AFTER a decade playing Martin Fowler in EastEnders, James Alexandrou will this month make his stage debut in the 13th Leeds Shakespeare Festival. Rod McPhee asked him about moving from the square to the open air.
AN actor's exit from soapland is often a perilous one. Many turn their backs on guaranteed fame, cash and exposure in the pursuit of more fame, cash and exposure only to find things not going quite to plan.
But James Alexandrou is doing things differently, and he's doing it right here in Leeds.
Later this month he'll take on his first acting job since leaving Albert Square performing Shakespeare in the open air at Kirkstall Abbey where he'll star as Pistol in Henry V and Orlando in As You Like It.

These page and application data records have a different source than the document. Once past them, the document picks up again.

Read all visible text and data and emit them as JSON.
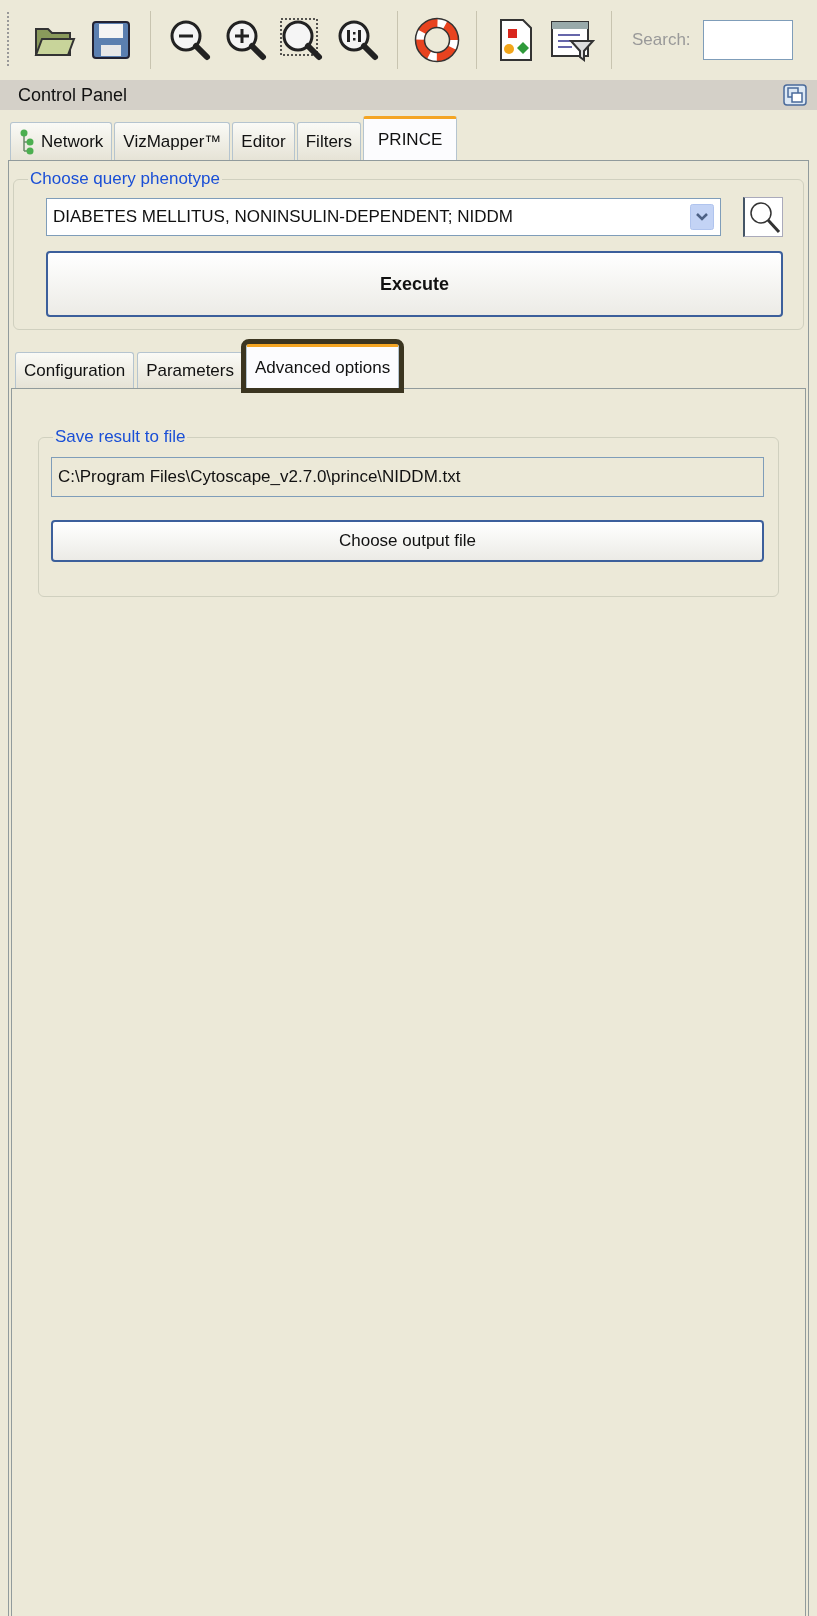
{
  "toolbar": {
    "items": [
      {
        "kind": "folder"
      },
      {
        "kind": "save"
      },
      {
        "kind": "zoom-out"
      },
      {
        "kind": "zoom-in"
      },
      {
        "kind": "zoom-selection"
      },
      {
        "kind": "zoom-actual"
      },
      {
        "kind": "help"
      },
      {
        "kind": "layout"
      },
      {
        "kind": "filter"
      }
    ],
    "search": {
      "label": "Search:"
    }
  },
  "panel": {
    "title": "Control Panel"
  },
  "tabs": [
    {
      "label": "Network",
      "selected": false,
      "kind": "tree"
    },
    {
      "label": "VizMapper™",
      "selected": false
    },
    {
      "label": "Editor",
      "selected": false
    },
    {
      "label": "Filters",
      "selected": false
    },
    {
      "label": "PRINCE",
      "selected": true
    }
  ],
  "query": {
    "legend": "Choose query phenotype",
    "value": "DIABETES MELLITUS, NONINSULIN-DEPENDENT; NIDDM",
    "button": "Execute"
  },
  "subtabs": [
    {
      "label": "Configuration",
      "selected": false,
      "highlighted": false
    },
    {
      "label": "Parameters",
      "selected": false,
      "highlighted": false
    },
    {
      "label": "Advanced options",
      "selected": true,
      "highlighted": true
    }
  ],
  "save": {
    "legend": "Save result to file",
    "path": "C:\\Program Files\\Cytoscape_v2.7.0\\prince\\NIDDM.txt",
    "button": "Choose output file"
  }
}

Alexandrou, 22, is the latest famous face to be hired by the pioneering British Shakespeare Company which visits the city every year partly because its boss, Robert J Williamson, is Leeds born and bred.
So why has he shunned the usual path towards popular drama in favour of the Bard?
"When I left EastEnders I really wanted to cut my teeth as an actor because basically I'd been playing Martin Fowler for 10 years.
"But I wanted to do something really different – and to be honest I was offered a lot of crap as well as the odd good thing which I considered.
"I was lucky that because of the exposure I had through EastEnders I could pick and choose. I knew what I really didn't want to do, stuff like Celebrity Big Brother.
"But this is at the other end of the scale, there's so much credibility attached to Shakespeare and there is a bit of a stigma attached to being a soap actor and I wanted to try and shake that off big time."
Alexandrou certainly hasn't been short of offers since he left EastEnders in February this year.
Among the parts which have come his way have been the lead role in Equus, the West End production which saw Harry Potter star Daniel Radcliffe spark a media whirlwind when he stripped on stage.
"It was reported that I turned that down but I didn't," said Alexandrou.
"I was in the running for it and I still think I might be in the running for it, I'm just not sure what's happening with it at the moment.
"But I'd love to do it if they offered it to me, it's an amazing part.
"And I don't have a problem stripping off for it either – anyone who turns down great parts for that reason I don't think are real actors."
Alexandrou still has to prove his credentials as an actor with range, and there's no greater way of stretching your experience than with two of the Bard's greatest works, which the company has already performed this year in Windsor and Norway.
Taking on the lead role in As You Like It is certainly the greatest challenge, but even the part of Pistol in Henry V is a gem which requires careful handling.
He said: "It was a bit terrifying at first. Because I'd never read Shakespeare professionally before and it's so overwhelming when you don't know it.
"The key is getting to understand the language and the rhythm and realising you don't have to do it in a stiff, cod accent.
"Once you've got past the language you realise you just play it straight, just as you would with modern drama.
"The most daunting thing for me is the fact that I do it in front of a live audience, which may sound weird, but even though I've been watched by millions of people on the telly for the last 10 years I've never acted in front of a big crowd of people."
Moving on has been a big step for Alexandrou to take and though he's keen to leave his time in EastEnders behind him, he still holds the soap in high regard.
"I owe everything to Albert Square," he admits. "I have friends who are actors who would give their right arm to have the full-time, well paid job I had for all those years and I know how lucky I was.
"And although I want to move on now I wouldn't ever rule out going back because, well, never say never. For now I'm playing everything by ear.
"But it has been a strange transitionary phase, I remember I had one moment when we were on tour when I stopped for a second and thought 'Look at me: six months ago I was in one of the biggest dramas in Britain, now I'm stood in a pair of tights in Norway reading Shakespeare!'
"But it's good, it's all good."
The 13th Leeds Shakespeare Festival runs from July 23 to August 18. Call the box office on 0113 224 3801.
See tomorrow's Scene in the YEP for more details of this year's line-up at the 13th Leeds Shakespeare Festival.